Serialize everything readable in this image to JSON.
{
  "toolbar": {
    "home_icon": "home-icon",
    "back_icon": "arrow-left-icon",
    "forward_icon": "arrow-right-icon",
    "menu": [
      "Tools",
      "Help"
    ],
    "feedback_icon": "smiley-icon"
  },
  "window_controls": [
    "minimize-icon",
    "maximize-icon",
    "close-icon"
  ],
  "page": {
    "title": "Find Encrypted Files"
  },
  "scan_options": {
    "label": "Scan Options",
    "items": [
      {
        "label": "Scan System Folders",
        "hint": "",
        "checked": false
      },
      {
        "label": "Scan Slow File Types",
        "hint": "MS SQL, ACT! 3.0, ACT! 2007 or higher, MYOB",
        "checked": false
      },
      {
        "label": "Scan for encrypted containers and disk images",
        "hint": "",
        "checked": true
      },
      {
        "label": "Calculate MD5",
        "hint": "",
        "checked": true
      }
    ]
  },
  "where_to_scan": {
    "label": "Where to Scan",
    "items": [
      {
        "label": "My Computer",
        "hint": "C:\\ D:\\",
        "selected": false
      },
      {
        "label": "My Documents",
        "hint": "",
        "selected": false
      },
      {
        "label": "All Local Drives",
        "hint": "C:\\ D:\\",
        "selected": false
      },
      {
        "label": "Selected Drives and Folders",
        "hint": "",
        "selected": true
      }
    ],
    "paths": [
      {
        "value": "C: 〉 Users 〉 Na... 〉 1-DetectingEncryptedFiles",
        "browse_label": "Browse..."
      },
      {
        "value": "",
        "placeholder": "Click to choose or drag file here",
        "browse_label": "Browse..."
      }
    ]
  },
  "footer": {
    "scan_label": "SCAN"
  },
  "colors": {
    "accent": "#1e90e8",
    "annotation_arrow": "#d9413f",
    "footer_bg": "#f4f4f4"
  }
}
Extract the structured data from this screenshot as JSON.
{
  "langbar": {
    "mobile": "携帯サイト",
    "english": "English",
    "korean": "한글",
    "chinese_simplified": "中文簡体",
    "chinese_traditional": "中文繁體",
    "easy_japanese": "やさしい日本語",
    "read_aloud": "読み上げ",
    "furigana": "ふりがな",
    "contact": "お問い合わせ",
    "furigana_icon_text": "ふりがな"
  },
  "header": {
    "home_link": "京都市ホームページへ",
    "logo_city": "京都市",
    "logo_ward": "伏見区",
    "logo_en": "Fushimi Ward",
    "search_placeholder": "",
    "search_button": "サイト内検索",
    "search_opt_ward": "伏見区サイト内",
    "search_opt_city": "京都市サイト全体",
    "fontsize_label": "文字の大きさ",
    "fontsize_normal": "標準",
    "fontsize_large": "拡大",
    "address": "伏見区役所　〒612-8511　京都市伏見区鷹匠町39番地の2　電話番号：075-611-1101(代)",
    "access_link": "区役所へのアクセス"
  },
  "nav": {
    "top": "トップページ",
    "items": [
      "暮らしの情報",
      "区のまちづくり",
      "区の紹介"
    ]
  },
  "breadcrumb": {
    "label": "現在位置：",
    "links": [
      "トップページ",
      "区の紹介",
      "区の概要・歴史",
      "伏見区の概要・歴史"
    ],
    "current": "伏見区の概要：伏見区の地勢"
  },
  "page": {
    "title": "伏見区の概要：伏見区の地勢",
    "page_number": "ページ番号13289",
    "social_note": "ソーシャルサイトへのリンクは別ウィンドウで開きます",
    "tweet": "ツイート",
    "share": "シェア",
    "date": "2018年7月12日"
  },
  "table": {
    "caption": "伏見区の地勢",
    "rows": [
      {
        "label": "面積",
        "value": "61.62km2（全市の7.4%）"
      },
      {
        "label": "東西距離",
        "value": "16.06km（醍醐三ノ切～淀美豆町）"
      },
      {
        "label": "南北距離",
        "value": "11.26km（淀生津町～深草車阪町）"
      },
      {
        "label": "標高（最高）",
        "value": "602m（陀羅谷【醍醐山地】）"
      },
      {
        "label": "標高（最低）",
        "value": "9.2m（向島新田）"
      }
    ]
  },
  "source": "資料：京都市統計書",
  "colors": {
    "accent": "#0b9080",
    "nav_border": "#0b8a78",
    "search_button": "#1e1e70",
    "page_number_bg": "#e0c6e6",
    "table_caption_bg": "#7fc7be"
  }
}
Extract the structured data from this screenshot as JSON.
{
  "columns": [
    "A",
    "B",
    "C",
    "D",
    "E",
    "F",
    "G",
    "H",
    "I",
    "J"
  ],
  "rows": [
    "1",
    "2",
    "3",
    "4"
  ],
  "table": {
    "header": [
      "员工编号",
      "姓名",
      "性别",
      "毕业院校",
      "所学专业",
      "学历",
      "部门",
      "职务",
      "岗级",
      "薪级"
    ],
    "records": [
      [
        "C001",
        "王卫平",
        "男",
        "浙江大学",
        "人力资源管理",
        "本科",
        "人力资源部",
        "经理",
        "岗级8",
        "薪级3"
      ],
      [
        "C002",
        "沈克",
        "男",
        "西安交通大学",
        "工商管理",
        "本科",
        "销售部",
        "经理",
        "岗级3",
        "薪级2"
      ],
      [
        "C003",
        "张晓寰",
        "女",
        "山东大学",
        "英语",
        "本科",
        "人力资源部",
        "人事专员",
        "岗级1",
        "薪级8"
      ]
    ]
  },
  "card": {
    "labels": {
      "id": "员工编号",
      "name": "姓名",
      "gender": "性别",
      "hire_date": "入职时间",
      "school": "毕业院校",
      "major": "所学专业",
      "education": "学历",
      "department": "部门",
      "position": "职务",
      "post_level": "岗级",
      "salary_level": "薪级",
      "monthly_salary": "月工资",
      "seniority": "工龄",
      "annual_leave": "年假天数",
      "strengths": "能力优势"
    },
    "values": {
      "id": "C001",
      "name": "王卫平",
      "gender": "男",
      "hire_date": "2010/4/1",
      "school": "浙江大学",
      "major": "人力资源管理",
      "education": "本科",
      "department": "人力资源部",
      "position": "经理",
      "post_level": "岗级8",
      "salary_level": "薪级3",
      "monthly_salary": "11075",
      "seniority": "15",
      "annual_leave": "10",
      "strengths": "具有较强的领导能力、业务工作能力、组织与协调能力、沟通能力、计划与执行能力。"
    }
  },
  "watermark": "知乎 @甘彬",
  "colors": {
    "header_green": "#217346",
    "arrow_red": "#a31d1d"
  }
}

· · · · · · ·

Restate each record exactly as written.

Serialize everything readable in this image to JSON.
{
  "toolbar": {
    "home_icon": "home-icon",
    "back_icon": "arrow-left-icon",
    "forward_icon": "arrow-right-icon",
    "menu": [
      "Tools",
      "Help"
    ],
    "feedback_icon": "smiley-icon"
  },
  "window_controls": [
    "minimize-icon",
    "maximize-icon",
    "close-icon"
  ],
  "page": {
    "title": "Find Encrypted Files"
  },
  "scan_options": {
    "label": "Scan Options",
    "items": [
      {
        "label": "Scan System Folders",
        "hint": "",
        "checked": false
      },
      {
        "label": "Scan Slow File Types",
        "hint": "MS SQL, ACT! 3.0, ACT! 2007 or higher, MYOB",
        "checked": false
      },
      {
        "label": "Scan for encrypted containers and disk images",
        "hint": "",
        "checked": true
      },
      {
        "label": "Calculate MD5",
        "hint": "",
        "checked": true
      }
    ]
  },
  "where_to_scan": {
    "label": "Where to Scan",
    "items": [
      {
        "label": "My Computer",
        "hint": "C:\\ D:\\",
        "selected": false
      },
      {
        "label": "My Documents",
        "hint": "",
        "selected": false
      },
      {
        "label": "All Local Drives",
        "hint": "C:\\ D:\\",
        "selected": false
      },
      {
        "label": "Selected Drives and Folders",
        "hint": "",
        "selected": true
      }
    ],
    "paths": [
      {
        "value": "C: 〉 Users 〉 Na... 〉 1-DetectingEncryptedFiles",
        "browse_label": "Browse..."
      },
      {
        "value": "",
        "placeholder": "Click to choose or drag file here",
        "browse_label": "Browse..."
      }
    ]
  },
  "footer": {
    "scan_label": "SCAN"
  },
  "colors": {
    "accent": "#1e90e8",
    "annotation_arrow": "#d9413f",
    "footer_bg": "#f4f4f4"
  }
}
Extract the structured data from this screenshot as JSON.
{
  "langbar": {
    "mobile": "携帯サイト",
    "english": "English",
    "korean": "한글",
    "chinese_simplified": "中文簡体",
    "chinese_traditional": "中文繁體",
    "easy_japanese": "やさしい日本語",
    "read_aloud": "読み上げ",
    "furigana": "ふりがな",
    "contact": "お問い合わせ",
    "furigana_icon_text": "ふりがな"
  },
  "header": {
    "home_link": "京都市ホームページへ",
    "logo_city": "京都市",
    "logo_ward": "伏見区",
    "logo_en": "Fushimi Ward",
    "search_placeholder": "",
    "search_button": "サイト内検索",
    "search_opt_ward": "伏見区サイト内",
    "search_opt_city": "京都市サイト全体",
    "fontsize_label": "文字の大きさ",
    "fontsize_normal": "標準",
    "fontsize_large": "拡大",
    "address": "伏見区役所　〒612-8511　京都市伏見区鷹匠町39番地の2　電話番号：075-611-1101(代)",
    "access_link": "区役所へのアクセス"
  },
  "nav": {
    "top": "トップページ",
    "items": [
      "暮らしの情報",
      "区のまちづくり",
      "区の紹介"
    ]
  },
  "breadcrumb": {
    "label": "現在位置：",
    "links": [
      "トップページ",
      "区の紹介",
      "区の概要・歴史",
      "伏見区の概要・歴史"
    ],
    "current": "伏見区の概要：伏見区の地勢"
  },
  "page": {
    "title": "伏見区の概要：伏見区の地勢",
    "page_number": "ページ番号13289",
    "social_note": "ソーシャルサイトへのリンクは別ウィンドウで開きます",
    "tweet": "ツイート",
    "share": "シェア",
    "date": "2018年7月12日"
  },
  "table": {
    "caption": "伏見区の地勢",
    "rows": [
      {
        "label": "面積",
        "value": "61.62km2（全市の7.4%）"
      },
      {
        "label": "東西距離",
        "value": "16.06km（醍醐三ノ切～淀美豆町）"
      },
      {
        "label": "南北距離",
        "value": "11.26km（淀生津町～深草車阪町）"
      },
      {
        "label": "標高（最高）",
        "value": "602m（陀羅谷【醍醐山地】）"
      },
      {
        "label": "標高（最低）",
        "value": "9.2m（向島新田）"
      }
    ]
  },
  "source": "資料：京都市統計書",
  "colors": {
    "accent": "#0b9080",
    "nav_border": "#0b8a78",
    "search_button": "#1e1e70",
    "page_number_bg": "#e0c6e6",
    "table_caption_bg": "#7fc7be"
  }
}
Extract the structured data from this screenshot as JSON.
{
  "columns": [
    "A",
    "B",
    "C",
    "D",
    "E",
    "F",
    "G",
    "H",
    "I",
    "J"
  ],
  "rows": [
    "1",
    "2",
    "3",
    "4"
  ],
  "table": {
    "header": [
      "员工编号",
      "姓名",
      "性别",
      "毕业院校",
      "所学专业",
      "学历",
      "部门",
      "职务",
      "岗级",
      "薪级"
    ],
    "records": [
      [
        "C001",
        "王卫平",
        "男",
        "浙江大学",
        "人力资源管理",
        "本科",
        "人力资源部",
        "经理",
        "岗级8",
        "薪级3"
      ],
      [
        "C002",
        "沈克",
        "男",
        "西安交通大学",
        "工商管理",
        "本科",
        "销售部",
        "经理",
        "岗级3",
        "薪级2"
      ],
      [
        "C003",
        "张晓寰",
        "女",
        "山东大学",
        "英语",
        "本科",
        "人力资源部",
        "人事专员",
        "岗级1",
        "薪级8"
      ]
    ]
  },
  "card": {
    "labels": {
      "id": "员工编号",
      "name": "姓名",
      "gender": "性别",
      "hire_date": "入职时间",
      "school": "毕业院校",
      "major": "所学专业",
      "education": "学历",
      "department": "部门",
      "position": "职务",
      "post_level": "岗级",
      "salary_level": "薪级",
      "monthly_salary": "月工资",
      "seniority": "工龄",
      "annual_leave": "年假天数",
      "strengths": "能力优势"
    },
    "values": {
      "id": "C001",
      "name": "王卫平",
      "gender": "男",
      "hire_date": "2010/4/1",
      "school": "浙江大学",
      "major": "人力资源管理",
      "education": "本科",
      "department": "人力资源部",
      "position": "经理",
      "post_level": "岗级8",
      "salary_level": "薪级3",
      "monthly_salary": "11075",
      "seniority": "15",
      "annual_leave": "10",
      "strengths": "具有较强的领导能力、业务工作能力、组织与协调能力、沟通能力、计划与执行能力。"
    }
  },
  "watermark": "知乎 @甘彬",
  "colors": {
    "header_green": "#217346",
    "arrow_red": "#a31d1d"
  }
}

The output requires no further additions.